We still have a month until the autumn equinox on September 23, but it sure feels like fall started early! The mornings have been misty and the sky is a lot less bright as I do my evening walks though the yard.
Tomatoes are harvested daily and all the pumpkins and winter squash are relocated from the vines into the pantry. For the past month, my counters have been covered in rotating trays of pears, apples, cucumbers, and tomatoes. The canning pot has taken up its late summer semi-permanent spot on the stove and I’m regularly turning out batches of preserved goods.
The leaves on the fruit and walnut trees are turning yellow and starting to fall, creating a carpet of yellow around their base. My persimmon tree is so fully loaded the branches are touching the ground. The drying beans are also turning color, the plants slowly dying back, and I’ve stopped watering that bed to facilitate faster drying. Fronds from the asparagus are browning and the red berries are standing out like glowing ornaments.

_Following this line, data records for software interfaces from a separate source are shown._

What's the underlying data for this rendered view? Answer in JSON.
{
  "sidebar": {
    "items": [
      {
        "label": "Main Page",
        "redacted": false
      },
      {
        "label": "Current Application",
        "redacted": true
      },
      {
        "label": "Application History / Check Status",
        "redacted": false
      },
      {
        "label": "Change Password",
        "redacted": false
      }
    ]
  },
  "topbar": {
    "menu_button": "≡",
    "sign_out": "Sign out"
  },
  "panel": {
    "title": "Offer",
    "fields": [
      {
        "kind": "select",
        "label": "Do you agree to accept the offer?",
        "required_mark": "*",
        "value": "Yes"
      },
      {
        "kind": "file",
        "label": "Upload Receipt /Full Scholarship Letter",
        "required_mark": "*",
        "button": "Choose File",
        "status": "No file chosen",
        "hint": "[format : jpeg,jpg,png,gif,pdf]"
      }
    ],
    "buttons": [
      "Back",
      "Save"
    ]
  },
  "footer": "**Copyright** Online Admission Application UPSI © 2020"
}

My mind and body is making the shift as well. While our mid-days are still warm and bright, in the evenings I’m sensing the urge to curl up with knitting needles and tea. The high path of the summer sun is shifting, and without its bright light beaming in my window first thing has made me start to sleep in longer. I’m no longer wanting cool refreshing foods but craving heavy winter foods like roasted squash and cheesy gratins. As my friend Diana recently said, “I want rain rain rain and pumpkin!”. I’ve heard (i.e.- read on the interwebs, so it must be true!) that Starbucks has already released the iconic seasonal pumpkin spice latte.
The chickens have noticed the change as well, and I’m getting significantly less eggs than I did a few weeks ago. Yesterday, only 5. The one turkey left from a raccoon massacre at the pallet palace, who’s taken up residence with the chickens, is growing nicely.
I’ve been mostly preoccupied in the kitchen, trying to get pound and pounds of pears and tomatoes into jars, but I’ve slowly been working on transitioning the garden into the winter growing season. Eggplants and pepper that never really did anything have been pulled, as well as spent squash vines and the dead tomatillo plants that gave up promptly after forming husks but never set fruit. Hopefully within the next few weeks I’ll make some more space and get kale and beet seeds in, soon to follow by brassica starts.
Late summer and autumn is my favorite season, with the busyness of harvest and I’m reveling in the change of the weather! How are things where you are? What do you love best about fall?